“It has to be carried out in a legitimate way, in a sovereign nation along with the proper identifications, make and model of the gun and other information,” he said. However, he did not disclose the name and the country of origin for the manufacturer of the arms being smuggled into Ethiopia.
Besides reporting on the efforts made in addressing the arms trafficking issue; the renewed Ethio-Eritrean relation and the subsequent progress registered in the past six months was also another issue included in Workneh’s report.

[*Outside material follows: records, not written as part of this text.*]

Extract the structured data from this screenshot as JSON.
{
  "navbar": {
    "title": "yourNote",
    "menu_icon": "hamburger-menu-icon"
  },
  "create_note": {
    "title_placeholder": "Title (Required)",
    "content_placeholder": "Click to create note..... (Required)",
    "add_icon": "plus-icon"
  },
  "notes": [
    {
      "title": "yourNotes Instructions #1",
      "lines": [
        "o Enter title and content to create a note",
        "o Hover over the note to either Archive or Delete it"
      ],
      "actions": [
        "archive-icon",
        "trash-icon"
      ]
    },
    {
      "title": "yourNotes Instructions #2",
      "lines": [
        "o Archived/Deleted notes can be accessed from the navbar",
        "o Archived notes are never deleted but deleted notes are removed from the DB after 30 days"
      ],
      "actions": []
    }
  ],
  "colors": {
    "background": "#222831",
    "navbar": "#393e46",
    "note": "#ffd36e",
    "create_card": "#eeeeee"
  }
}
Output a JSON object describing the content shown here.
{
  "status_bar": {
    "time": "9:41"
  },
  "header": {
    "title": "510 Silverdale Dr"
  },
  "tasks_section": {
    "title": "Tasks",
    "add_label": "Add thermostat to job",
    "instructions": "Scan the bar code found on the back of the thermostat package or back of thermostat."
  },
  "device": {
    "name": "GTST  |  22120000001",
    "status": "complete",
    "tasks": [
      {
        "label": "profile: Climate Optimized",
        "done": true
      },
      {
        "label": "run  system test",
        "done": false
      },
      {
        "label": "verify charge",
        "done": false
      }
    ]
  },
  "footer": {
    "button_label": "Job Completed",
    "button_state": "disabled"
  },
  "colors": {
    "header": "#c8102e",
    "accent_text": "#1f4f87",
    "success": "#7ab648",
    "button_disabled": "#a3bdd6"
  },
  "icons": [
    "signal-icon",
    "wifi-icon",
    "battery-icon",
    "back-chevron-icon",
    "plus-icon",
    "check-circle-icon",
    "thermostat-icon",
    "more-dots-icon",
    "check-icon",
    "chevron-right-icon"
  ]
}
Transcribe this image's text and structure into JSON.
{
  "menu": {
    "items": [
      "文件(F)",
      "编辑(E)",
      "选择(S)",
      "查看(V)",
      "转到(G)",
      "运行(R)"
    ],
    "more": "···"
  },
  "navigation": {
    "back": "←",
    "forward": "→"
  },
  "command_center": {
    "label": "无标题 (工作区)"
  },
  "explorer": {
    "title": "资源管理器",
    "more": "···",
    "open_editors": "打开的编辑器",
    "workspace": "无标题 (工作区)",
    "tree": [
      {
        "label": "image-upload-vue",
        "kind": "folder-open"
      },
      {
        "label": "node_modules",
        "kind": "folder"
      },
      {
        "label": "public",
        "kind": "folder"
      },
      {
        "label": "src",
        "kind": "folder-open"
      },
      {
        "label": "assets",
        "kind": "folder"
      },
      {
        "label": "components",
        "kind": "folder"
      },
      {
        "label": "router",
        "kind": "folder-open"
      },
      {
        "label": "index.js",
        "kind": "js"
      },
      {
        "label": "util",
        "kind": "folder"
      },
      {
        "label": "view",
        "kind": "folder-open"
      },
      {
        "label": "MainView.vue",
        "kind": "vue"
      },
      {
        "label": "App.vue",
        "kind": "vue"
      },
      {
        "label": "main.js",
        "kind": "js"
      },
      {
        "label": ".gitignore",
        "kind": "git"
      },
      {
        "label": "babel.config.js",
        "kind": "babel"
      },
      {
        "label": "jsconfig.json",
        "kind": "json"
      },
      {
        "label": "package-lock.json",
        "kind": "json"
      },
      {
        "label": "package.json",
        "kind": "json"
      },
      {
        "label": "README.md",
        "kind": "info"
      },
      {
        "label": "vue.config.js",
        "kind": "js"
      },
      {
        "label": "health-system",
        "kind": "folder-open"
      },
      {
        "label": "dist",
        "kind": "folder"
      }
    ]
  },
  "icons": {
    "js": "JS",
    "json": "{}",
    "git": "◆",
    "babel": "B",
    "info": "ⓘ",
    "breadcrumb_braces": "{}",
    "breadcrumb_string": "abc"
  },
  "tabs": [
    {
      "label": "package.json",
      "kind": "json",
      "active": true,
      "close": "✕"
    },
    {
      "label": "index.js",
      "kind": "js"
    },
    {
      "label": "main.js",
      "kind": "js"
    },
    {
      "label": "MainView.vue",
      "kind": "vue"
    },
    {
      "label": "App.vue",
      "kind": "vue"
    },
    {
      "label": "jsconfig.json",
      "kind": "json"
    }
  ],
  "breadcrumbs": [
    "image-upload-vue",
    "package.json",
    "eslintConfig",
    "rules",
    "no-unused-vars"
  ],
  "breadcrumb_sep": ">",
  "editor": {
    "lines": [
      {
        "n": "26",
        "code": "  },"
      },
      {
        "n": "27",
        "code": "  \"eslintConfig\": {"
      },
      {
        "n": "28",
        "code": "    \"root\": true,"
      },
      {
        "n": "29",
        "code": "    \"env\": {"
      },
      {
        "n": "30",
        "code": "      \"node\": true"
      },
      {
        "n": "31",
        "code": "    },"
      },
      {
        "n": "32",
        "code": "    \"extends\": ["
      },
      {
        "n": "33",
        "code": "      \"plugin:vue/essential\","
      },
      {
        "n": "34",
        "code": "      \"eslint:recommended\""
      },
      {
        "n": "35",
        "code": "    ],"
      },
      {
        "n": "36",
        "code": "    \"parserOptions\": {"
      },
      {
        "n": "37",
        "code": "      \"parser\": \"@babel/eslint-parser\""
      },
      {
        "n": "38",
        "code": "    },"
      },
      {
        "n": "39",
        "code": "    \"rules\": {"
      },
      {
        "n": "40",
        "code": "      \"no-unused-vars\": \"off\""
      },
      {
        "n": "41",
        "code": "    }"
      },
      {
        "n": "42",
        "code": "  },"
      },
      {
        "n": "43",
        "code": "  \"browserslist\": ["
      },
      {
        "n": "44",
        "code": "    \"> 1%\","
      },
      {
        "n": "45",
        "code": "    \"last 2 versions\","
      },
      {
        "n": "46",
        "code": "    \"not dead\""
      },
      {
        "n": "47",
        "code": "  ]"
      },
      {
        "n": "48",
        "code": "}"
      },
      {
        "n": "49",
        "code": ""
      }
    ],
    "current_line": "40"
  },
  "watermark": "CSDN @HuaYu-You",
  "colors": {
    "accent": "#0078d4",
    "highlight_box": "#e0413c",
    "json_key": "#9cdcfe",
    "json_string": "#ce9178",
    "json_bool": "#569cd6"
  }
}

Citing the praise the Ethiopian government has received from the international community following the rapprochement of the two countries; he reiterated the relationship is growing at a very fast pace. To support his argument, the Minister cited the opening of the border as an example of the progress made in the past six months.
However, MPs raised questions over the growing concern and potential challenges of border openings and the resulting border trade without putting in place a common legal framework.
Responding to the questions, the Minister disclosed that draft laws have already been finalized and are expected to be summited to the Council of Minister and will arrive at HPR upon the endorsement of the Council.
Workneh highlighted the overall diplomatic activities his office has carried out in the past six months, declaring it has registered “considerable gains”. He added that, in addition to Sudan and Eritrea, “the overall actives we have undertaken so far are successful diplomatic achievements that has ensured sustainable relationships with neighboring countries in particular and other countries and development partners in general.”
He further told the House that Ethiopia has sent a draft document to Asmara specifying port usage rates and logistics service provisions by Eritrean.
In addition to that, he added that a continuous dialogue has been held with relevant bodies to resolve the problems along the Ethio-Djibouti corridor while discussions were held with Somalia to use ports in Somalia as well.
Workneh also highlighted efforts to persuade Nile basin countries to ratify and sign the Cooperative Framework Agreement (CPA).
After hearing the report, the Peace and Foreign Affairs Standing Committee of the House in its part lauded the encouraging achievements of the Ministry in terms of restoring peace with Eritrea and the Horn on top of enhancing development cooperation, and diplomatic relations with several countries.
According to the Standing Committee, other works that have been carried out by the ministry were also encouraging particularly relating to the Ethiopian Diaspora and the diplomatic relations with various countries to scale up financial support.
However, budget performance, audit findings and cooperative negotiations with Nile basin countries were among the issues recommended by the standing committee to be addressed.